#### Problem to work on:
Only the lines from the one containing "Read all visible content and emit it as JSON." through the end of the data are wanted, reproduced exactly and without pictures.

──────────────────────────────

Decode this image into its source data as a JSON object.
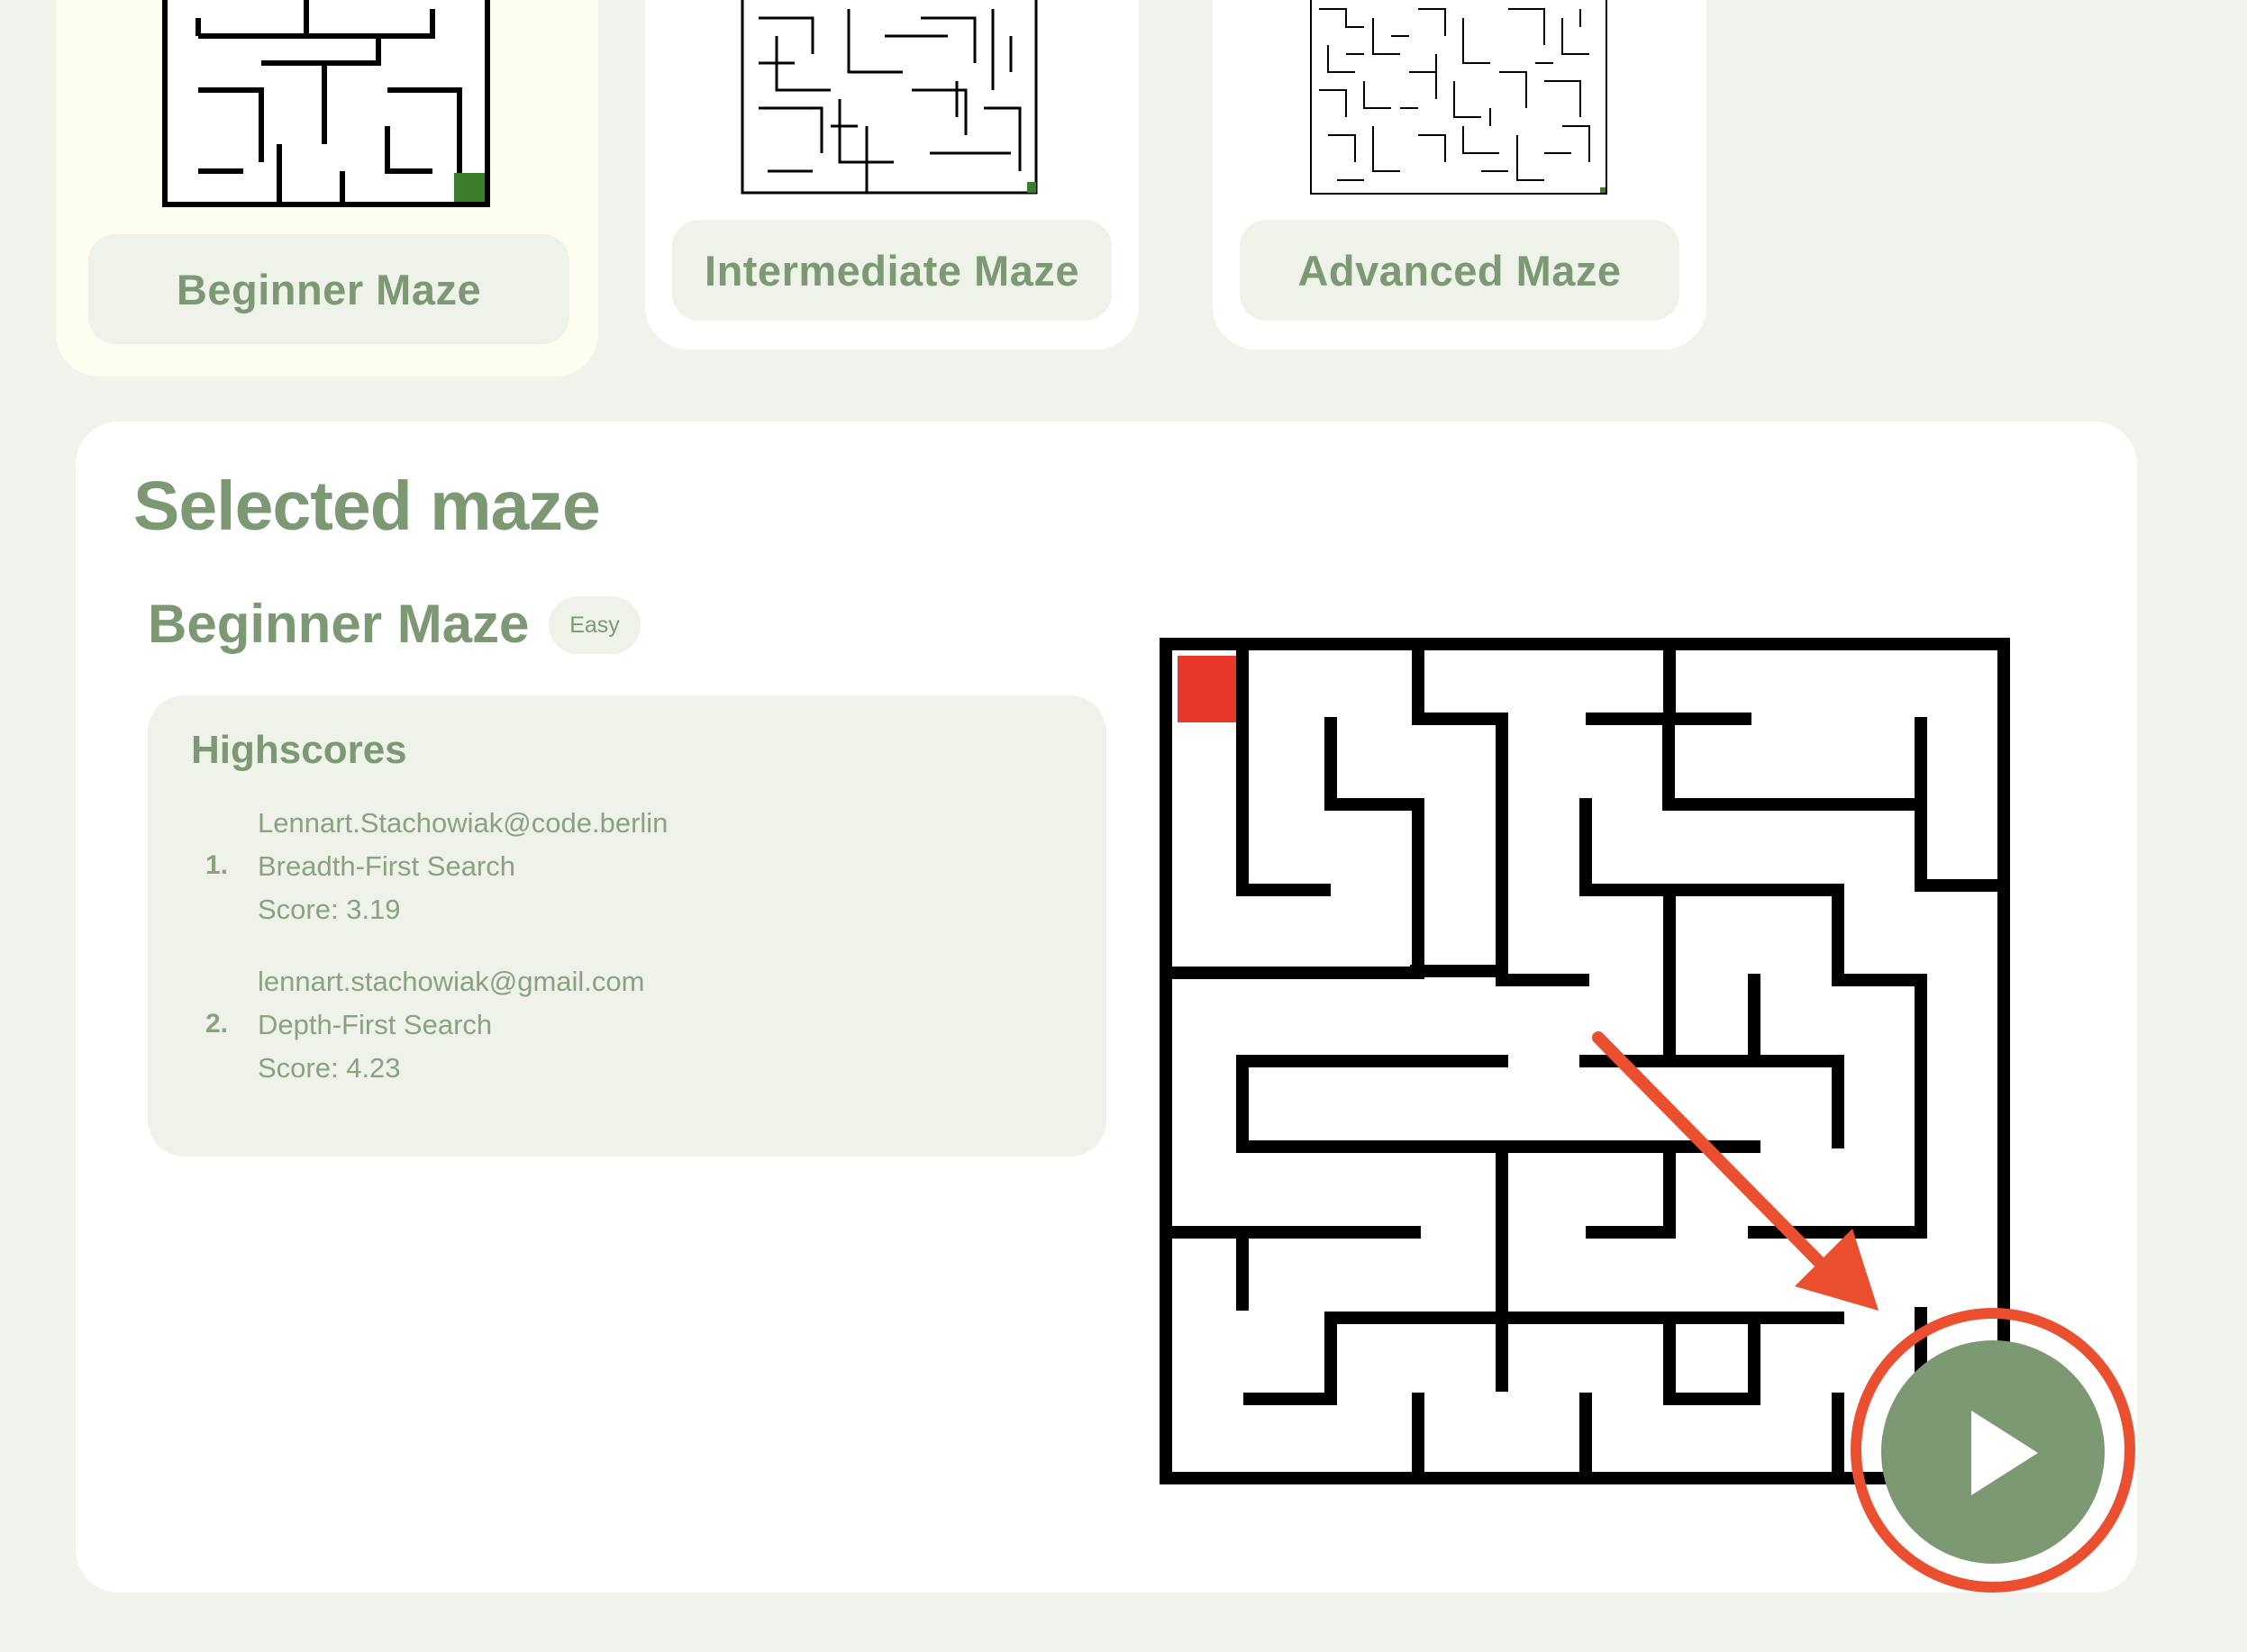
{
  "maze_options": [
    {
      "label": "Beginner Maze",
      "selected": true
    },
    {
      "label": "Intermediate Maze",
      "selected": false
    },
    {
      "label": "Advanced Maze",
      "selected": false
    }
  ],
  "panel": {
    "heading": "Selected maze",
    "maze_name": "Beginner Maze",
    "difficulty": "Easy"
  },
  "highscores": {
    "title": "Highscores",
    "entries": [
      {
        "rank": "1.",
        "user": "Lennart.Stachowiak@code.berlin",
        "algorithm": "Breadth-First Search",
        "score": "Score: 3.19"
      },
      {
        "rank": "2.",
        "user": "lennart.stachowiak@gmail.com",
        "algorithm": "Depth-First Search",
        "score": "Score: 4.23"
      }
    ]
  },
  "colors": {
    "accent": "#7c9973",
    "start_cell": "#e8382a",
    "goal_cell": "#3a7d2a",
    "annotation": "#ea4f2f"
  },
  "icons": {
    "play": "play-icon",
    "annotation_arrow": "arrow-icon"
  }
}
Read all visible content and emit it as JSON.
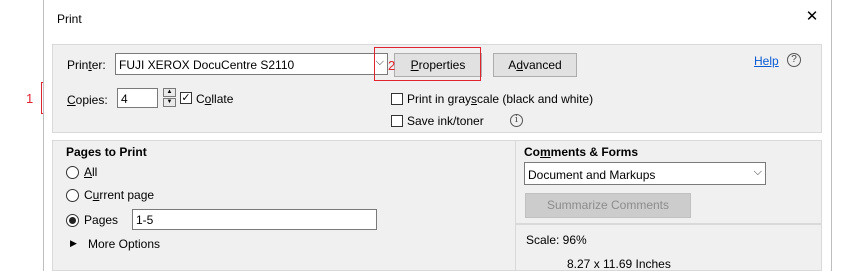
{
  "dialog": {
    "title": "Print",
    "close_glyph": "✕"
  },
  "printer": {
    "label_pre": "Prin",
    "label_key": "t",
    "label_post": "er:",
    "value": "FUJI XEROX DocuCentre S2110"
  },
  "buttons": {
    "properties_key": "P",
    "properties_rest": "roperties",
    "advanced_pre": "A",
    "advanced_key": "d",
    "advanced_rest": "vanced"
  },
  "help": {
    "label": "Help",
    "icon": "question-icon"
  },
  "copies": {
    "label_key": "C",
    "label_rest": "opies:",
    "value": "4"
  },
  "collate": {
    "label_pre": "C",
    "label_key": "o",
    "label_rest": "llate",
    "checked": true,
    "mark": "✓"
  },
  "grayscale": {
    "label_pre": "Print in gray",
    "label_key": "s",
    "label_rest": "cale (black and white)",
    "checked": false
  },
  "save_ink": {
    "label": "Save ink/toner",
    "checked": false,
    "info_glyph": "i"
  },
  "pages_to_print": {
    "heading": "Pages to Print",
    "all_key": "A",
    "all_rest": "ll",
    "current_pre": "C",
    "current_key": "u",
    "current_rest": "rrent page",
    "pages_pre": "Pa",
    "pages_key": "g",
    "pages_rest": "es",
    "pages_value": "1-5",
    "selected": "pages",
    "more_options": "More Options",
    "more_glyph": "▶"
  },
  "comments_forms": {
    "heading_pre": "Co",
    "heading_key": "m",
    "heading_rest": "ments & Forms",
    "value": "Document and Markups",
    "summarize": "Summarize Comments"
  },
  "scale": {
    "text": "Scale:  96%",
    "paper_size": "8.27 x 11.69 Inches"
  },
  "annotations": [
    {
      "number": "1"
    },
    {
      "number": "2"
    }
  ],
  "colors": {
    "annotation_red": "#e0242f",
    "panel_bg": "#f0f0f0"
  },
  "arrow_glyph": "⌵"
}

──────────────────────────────

#### Task solution:
Read all visible content and emit it as JSON.
{
  "dialog": {
    "title": "Print",
    "close_glyph": "✕"
  },
  "printer": {
    "label_pre": "Prin",
    "label_key": "t",
    "label_post": "er:",
    "value": "FUJI XEROX DocuCentre S2110"
  },
  "buttons": {
    "properties_key": "P",
    "properties_rest": "roperties",
    "advanced_pre": "A",
    "advanced_key": "d",
    "advanced_rest": "vanced"
  },
  "help": {
    "label": "Help",
    "icon": "question-icon"
  },
  "copies": {
    "label_key": "C",
    "label_rest": "opies:",
    "value": "4"
  },
  "collate": {
    "label_pre": "C",
    "label_key": "o",
    "label_rest": "llate",
    "checked": true,
    "mark": "✓"
  },
  "grayscale": {
    "label_pre": "Print in gray",
    "label_key": "s",
    "label_rest": "cale (black and white)",
    "checked": false
  },
  "save_ink": {
    "label": "Save ink/toner",
    "checked": false,
    "info_glyph": "i"
  },
  "pages_to_print": {
    "heading": "Pages to Print",
    "all_key": "A",
    "all_rest": "ll",
    "current_pre": "C",
    "current_key": "u",
    "current_rest": "rrent page",
    "pages_pre": "Pa",
    "pages_key": "g",
    "pages_rest": "es",
    "pages_value": "1-5",
    "selected": "pages",
    "more_options": "More Options",
    "more_glyph": "▶"
  },
  "comments_forms": {
    "heading_pre": "Co",
    "heading_key": "m",
    "heading_rest": "ments & Forms",
    "value": "Document and Markups",
    "summarize": "Summarize Comments"
  },
  "scale": {
    "text": "Scale:  96%",
    "paper_size": "8.27 x 11.69 Inches"
  },
  "annotations": [
    {
      "number": "1"
    },
    {
      "number": "2"
    }
  ],
  "colors": {
    "annotation_red": "#e0242f",
    "panel_bg": "#f0f0f0"
  },
  "arrow_glyph": "⌵"
}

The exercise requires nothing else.